When patients don't follow their doctors' advice: Researchers analyze factors underlying non-adherence
Hypertension, or high blood pressure, is a condition in which the blood pressure in the arteries is chronically elevated. Every time a heart beats, the heart pumps blood through the arteries to the rest of the body. Blood pressure is a measure of the force against the walls of the arteries as the heart pumps blood through your body. If the pressure is too high, the heart has to work harder to pump, which can lead to organ damage and illnesses.
Hypertension can be treated, and it's important to do so to reduce the risk of stroke, heart attack, and heart failure. Patients diagnosed with hypertension can be treated medically, using several different types of drugs alone or in combination. They can also be treated by changing lifestyle factors, including losing weight, quitting smoking, eating a more healthful diet, reducing salt intake, exercising regularly, and limiting alcohol consumption. Often, doctors recommend a combination of the two.
Although hypertension is eminently treatable, half of hypertension patients have inadequate control of their blood pressure. Many patients have difficulty in this area simply because they don't comply with their doctors' wishes.
A VA study published online in August 2012 in the Journal of General Internal Medicine looked at the characteristics of more than 600 patients with hypertension in an attempt to determine the factors that make some of them less likely to take their medication properly; modify their diet; or exercise regularly—the key behaviors associated with self-management of hypertension.i It is among the first studies to identify factors associated with non-adherence to doctors' recommendations to all three of these key self-management behaviors.
"Clinicians have difficulty identifying patients who are unlikely to adhere to hypertension self-management," says Matthew J. Crowley MD, of the Center for Health Services Research in Primary Care at the Durham VA Medical Center, and lead author for the study. "Identifying these patients is essential to addressing suboptimal blood pressure control and the high costs of treating hypertension."
Crowley and his team, which also included researchers from Duke University, looked at data from the Take Control of Your Blood Pressure study: a five-year VA/ Duke University study designed to help health care providers better control the blood pressure of their patients with hypertension. The 636 patients in the study had a mean age of 61 years; were 49 percent African-American; and 34 percent male. Within the group, 73 percent had well-controlled blood pressure.
The team looked at each of the three aspects of hypertension self-management: medication, diet, and exercise. By administering an extensive questionnaire to participants, they identified risk factors for each area that indicated patients might not be willing or able to do what their doctors were asking of them. These included:

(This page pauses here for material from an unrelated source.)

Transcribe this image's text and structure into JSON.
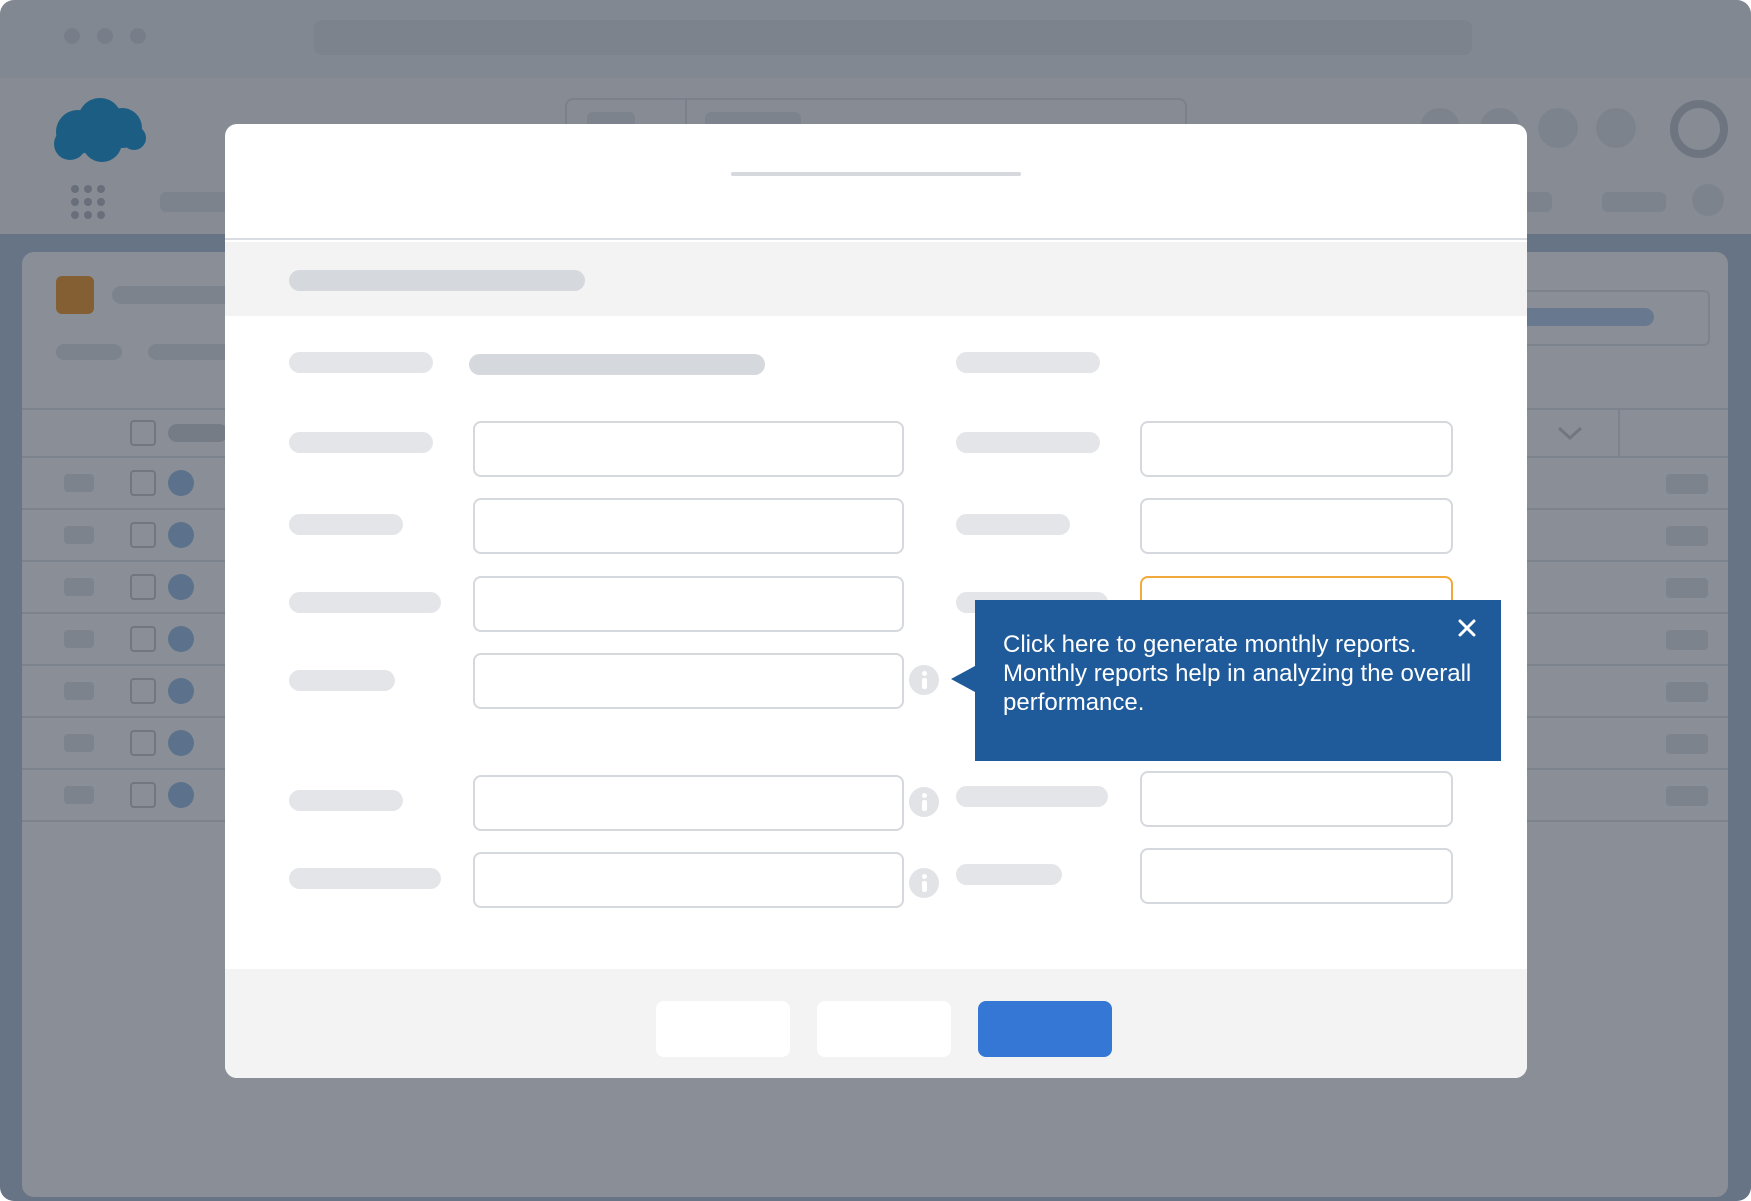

>Medication: Patients at risk of not taking their hypertension medication properly included African-Americans; those with low education levels; those with a lack of financial security; those with a low level of health literacy (the ability to read, understand, and use health care information to make decisions and follow instructions); and those with a high stress level.
Diet: Patients at risk of not following recommendations to modify their diet include those with a body mass index greater than 30 (body mass index, or BMI, is an index for assessing whether people are overweight or underweight); employed patients; those who are not financially secure; those who feel they accomplish less than they would like to due to psychosocial issues; and those who believe that their current lifestyle is likely to result in a heart attack.
Exercise: Patients at risk of not following recommendations to exercise include those with a BMI greater than 30 (a measure of 25 or more is considered overweight); women; those with low education levels; those who are employed; those who feel they accomplish less than they would like to due to psychosocial issues; and those who believe that a heart attack is likely, given their current lifestyle.
"Our study suggests that adhering to each of these behaviors poses different challenges for patients," explains Crowley. "For example, lack of financial security was associated with difficulty following diet recommendations, but not with difficulty following exercise recommendations."
Having assembled this data, the team created a tool that clinicians could use to identify patients who are less likely to adhere to recommendations to self-manage their hypertension. "With further study," says Crowley, "this instrument has the potential to improve identification of non-adherent patients with hypertension."
The team believes that ascertaining the likelihood that patients will take their medication properly, improve their diet, and exercise regularly, will make it easier to create targeted efforts that will improve the likelihood that these patients will follow the advice of their physicians.
"Although our results suggest ways in which the risk factors we've identified may underlie non-adherence to hypertension self-management behaviors, more study is needed to confirm the clinical utility of this instrument," concludes Crowley. "Because medication, diet, and exercise adherence are also essential to diabetes and hyperlipidemia (high blood cholesterol levels), it is possible that this instrument could be suited to assess non-adherence in these conditions as well."
i MJ Crowley, JM Grubber, MK Olsen, HB Bosworth, "Factors associated with non-adherence to three hypertension self management behaviors: preliminary data for a new instrument." J Gen Intern Med, 2012 Aug 28. (Epub ahead of print.)